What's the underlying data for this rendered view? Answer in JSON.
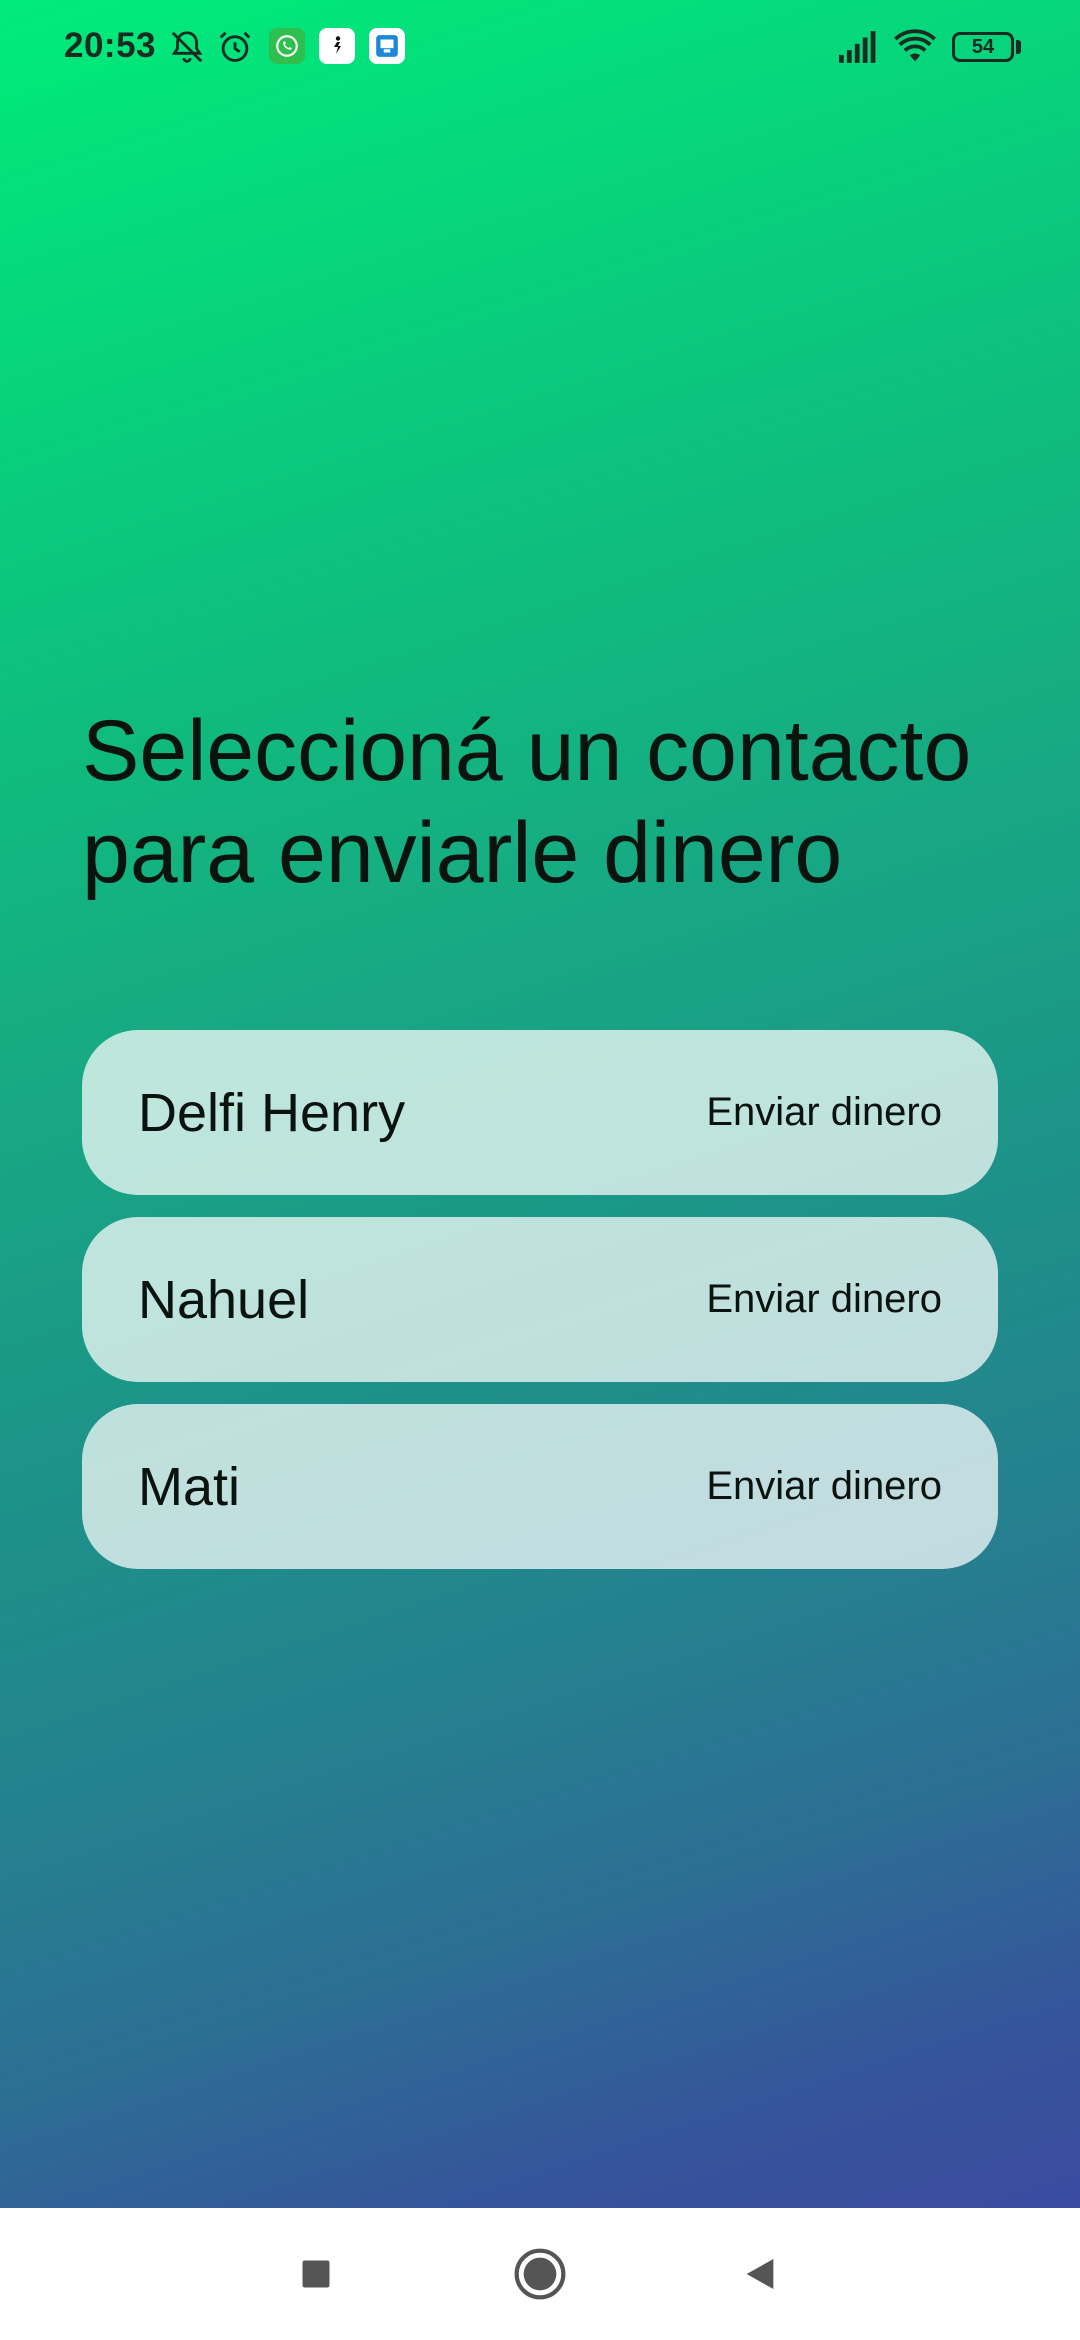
{
  "status_bar": {
    "time": "20:53",
    "battery_level": "54",
    "icons": [
      "bell-off-icon",
      "alarm-icon",
      "whatsapp-icon",
      "app-notification-icon",
      "app-notification-icon-2",
      "signal-icon",
      "wifi-icon",
      "battery-icon"
    ]
  },
  "main": {
    "title_line_1": "Seleccioná un contacto",
    "title_line_2": "para enviarle dinero"
  },
  "contacts": [
    {
      "name": "Delfi Henry",
      "action": "Enviar dinero"
    },
    {
      "name": "Nahuel",
      "action": "Enviar dinero"
    },
    {
      "name": "Mati",
      "action": "Enviar dinero"
    }
  ],
  "nav_bar": {
    "buttons": [
      "recents-square-icon",
      "home-circle-icon",
      "back-triangle-icon"
    ]
  },
  "colors": {
    "gradient_top": "#00ec7a",
    "gradient_bottom": "#3b4ba0",
    "card_background": "rgba(255,255,255,0.72)",
    "text": "#0b130f"
  }
}
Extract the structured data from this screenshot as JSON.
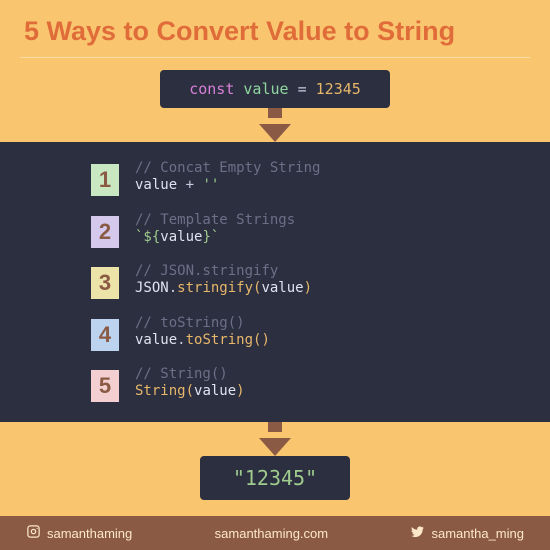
{
  "title": "5 Ways to Convert Value to String",
  "declaration": {
    "keyword": "const",
    "varname": "value",
    "equals": "=",
    "number": "12345"
  },
  "methods": [
    {
      "num": "1",
      "comment": "// Concat Empty String",
      "code_html": "value <span class='tok-dot'>+</span> <span class='tok-str'>''</span>"
    },
    {
      "num": "2",
      "comment": "// Template Strings",
      "code_html": "<span class='tok-str'>`${</span>value<span class='tok-str'>}`</span>"
    },
    {
      "num": "3",
      "comment": "// JSON.stringify",
      "code_html": "JSON<span class='tok-dot'>.</span><span class='tok-fn'>stringify</span><span class='tok-paren'>(</span>value<span class='tok-paren'>)</span>"
    },
    {
      "num": "4",
      "comment": "// toString()",
      "code_html": "value<span class='tok-dot'>.</span><span class='tok-fn'>toString</span><span class='tok-paren'>(</span><span class='tok-paren'>)</span>"
    },
    {
      "num": "5",
      "comment": "// String()",
      "code_html": "<span class='tok-fn'>String</span><span class='tok-paren'>(</span>value<span class='tok-paren'>)</span>"
    }
  ],
  "result": "\"12345\"",
  "footer": {
    "instagram": "samanthaming",
    "website": "samanthaming.com",
    "twitter": "samantha_ming"
  }
}
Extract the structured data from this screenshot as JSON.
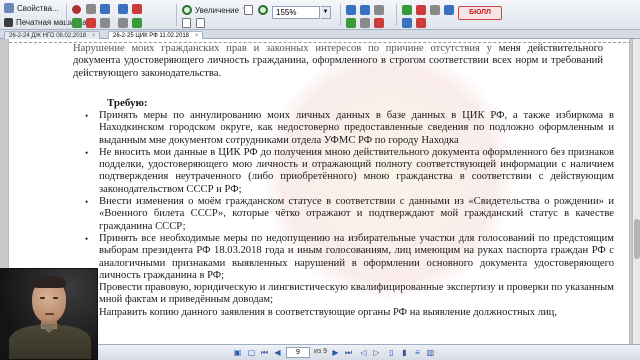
{
  "toolbar": {
    "properties_label": "Свойства...",
    "typewriter_label": "Печатная машинка",
    "zoom_label": "Увеличение",
    "zoom_value": "155%",
    "stamp_label": "БЮЛЛ"
  },
  "tabs": [
    {
      "label": "26-2-24 ДЖ НГО 06.02.2018",
      "active": false
    },
    {
      "label": "26-2-25 ЦИК РФ 11.02.2018",
      "active": true
    }
  ],
  "document": {
    "top_para_faded": "Нарушение моих гражданских прав и законных интересов по причине отсутствия у",
    "top_para": "меня действительного документа удостоверяющего личность гражданина, оформленного в строгом соответствии всех норм и требований действующего законодательства.",
    "requirements_heading": "Требую:",
    "requirements": [
      "Принять меры по аннулированию моих личных данных в базе данных в ЦИК РФ, а также избиркома в Находкинском городском округе, как недостоверно предоставленные сведения по подложно оформленным и выданным мне документом сотрудниками отдела УФМС РФ по городу Находка",
      "Не вносить мои данные в ЦИК РФ до получения мною действительного документа оформленного без признаков подделки, удостоверяющего мою личность и отражающий полноту соответствующей информации с наличием подтверждения неутраченного (либо приобретённого) мною гражданства в соответствии с действующим законодательством СССР и РФ;",
      "Внести изменения о моём гражданском статусе в соответствии с данными из «Свидетельства о рождении» и «Военного билета СССР», которые чётко отражают и подтверждают мой гражданский статус в качестве гражданина СССР;",
      "Принять все необходимые меры по недопущению на избирательные участки для голосований по предстоящим выборам президента РФ 18.03.2018 года и иным голосованиям, лиц имеющим на руках паспорта граждан РФ с аналогичными признаками выявленных нарушений в оформлении основного документа удостоверяющего личность гражданина в РФ;",
      "Провести правовую, юридическую и лингвистическую квалифицированные экспертизу и проверки по указанным мной фактам и приведённым доводам;",
      "Направить копию данного заявления в соответствующие органы РФ на выявление должностных лиц,"
    ]
  },
  "navigation": {
    "current_page": "9",
    "total_pages": "из 9"
  }
}
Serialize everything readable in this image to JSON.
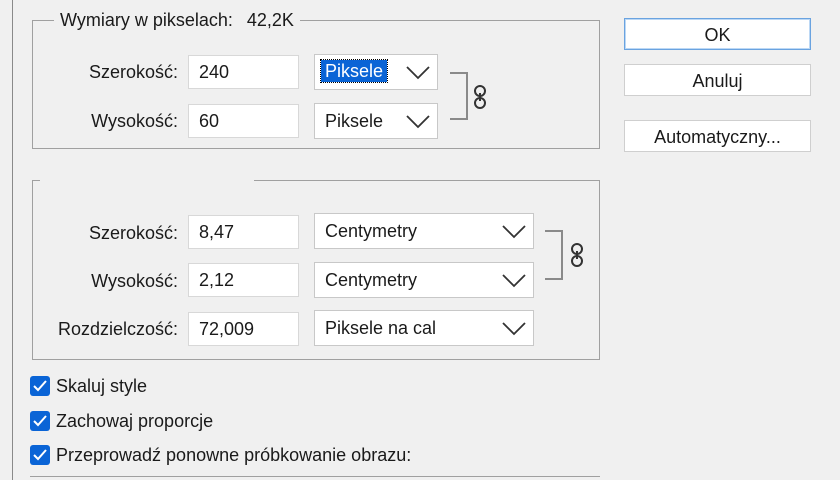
{
  "pixel_dimensions": {
    "legend": "Wymiary w pikselach:",
    "size": "42,2K",
    "width_label": "Szerokość:",
    "width_value": "240",
    "width_unit": "Piksele",
    "height_label": "Wysokość:",
    "height_value": "60",
    "height_unit": "Piksele"
  },
  "document_size": {
    "width_label": "Szerokość:",
    "width_value": "8,47",
    "width_unit": "Centymetry",
    "height_label": "Wysokość:",
    "height_value": "2,12",
    "height_unit": "Centymetry",
    "resolution_label": "Rozdzielczość:",
    "resolution_value": "72,009",
    "resolution_unit": "Piksele na cal"
  },
  "buttons": {
    "ok": "OK",
    "cancel": "Anuluj",
    "auto": "Automatyczny..."
  },
  "options": {
    "scale_styles": "Skaluj style",
    "constrain": "Zachowaj proporcje",
    "resample": "Przeprowadź ponowne próbkowanie obrazu:"
  },
  "colors": {
    "accent": "#0a64d6",
    "background": "#f0f0f0"
  }
}
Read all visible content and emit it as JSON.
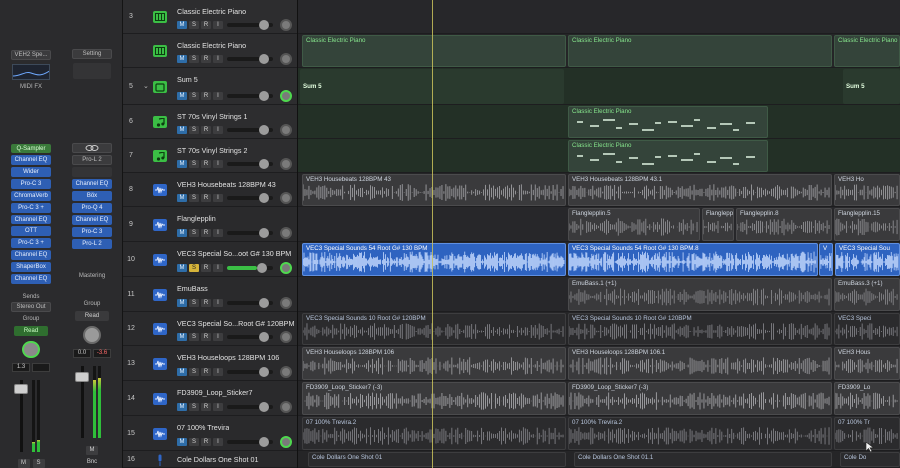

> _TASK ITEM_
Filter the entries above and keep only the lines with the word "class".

> _EXERCISE OUTPUT_
      "code_html": "value <span class='tok-dot'>+</span> <span class='tok-str'>''</span>"
      "code_html": "<span class='tok-str'>`${</span>value<span class='tok-str'>}`</span>"
      "code_html": "JSON<span class='tok-dot'>.</span><span class='tok-fn'>stringify</span><span class='tok-paren'>(</span>value<span class='tok-paren'>)</span>"
      "code_html": "value<span class='tok-dot'>.</span><span class='tok-fn'>toString</span><span class='tok-paren'>(</span><span class='tok-paren'>)</span>"
      "code_html": "<span class='tok-fn'>String</span><span class='tok-paren'>(</span>value<span class='tok-paren'>)</span>"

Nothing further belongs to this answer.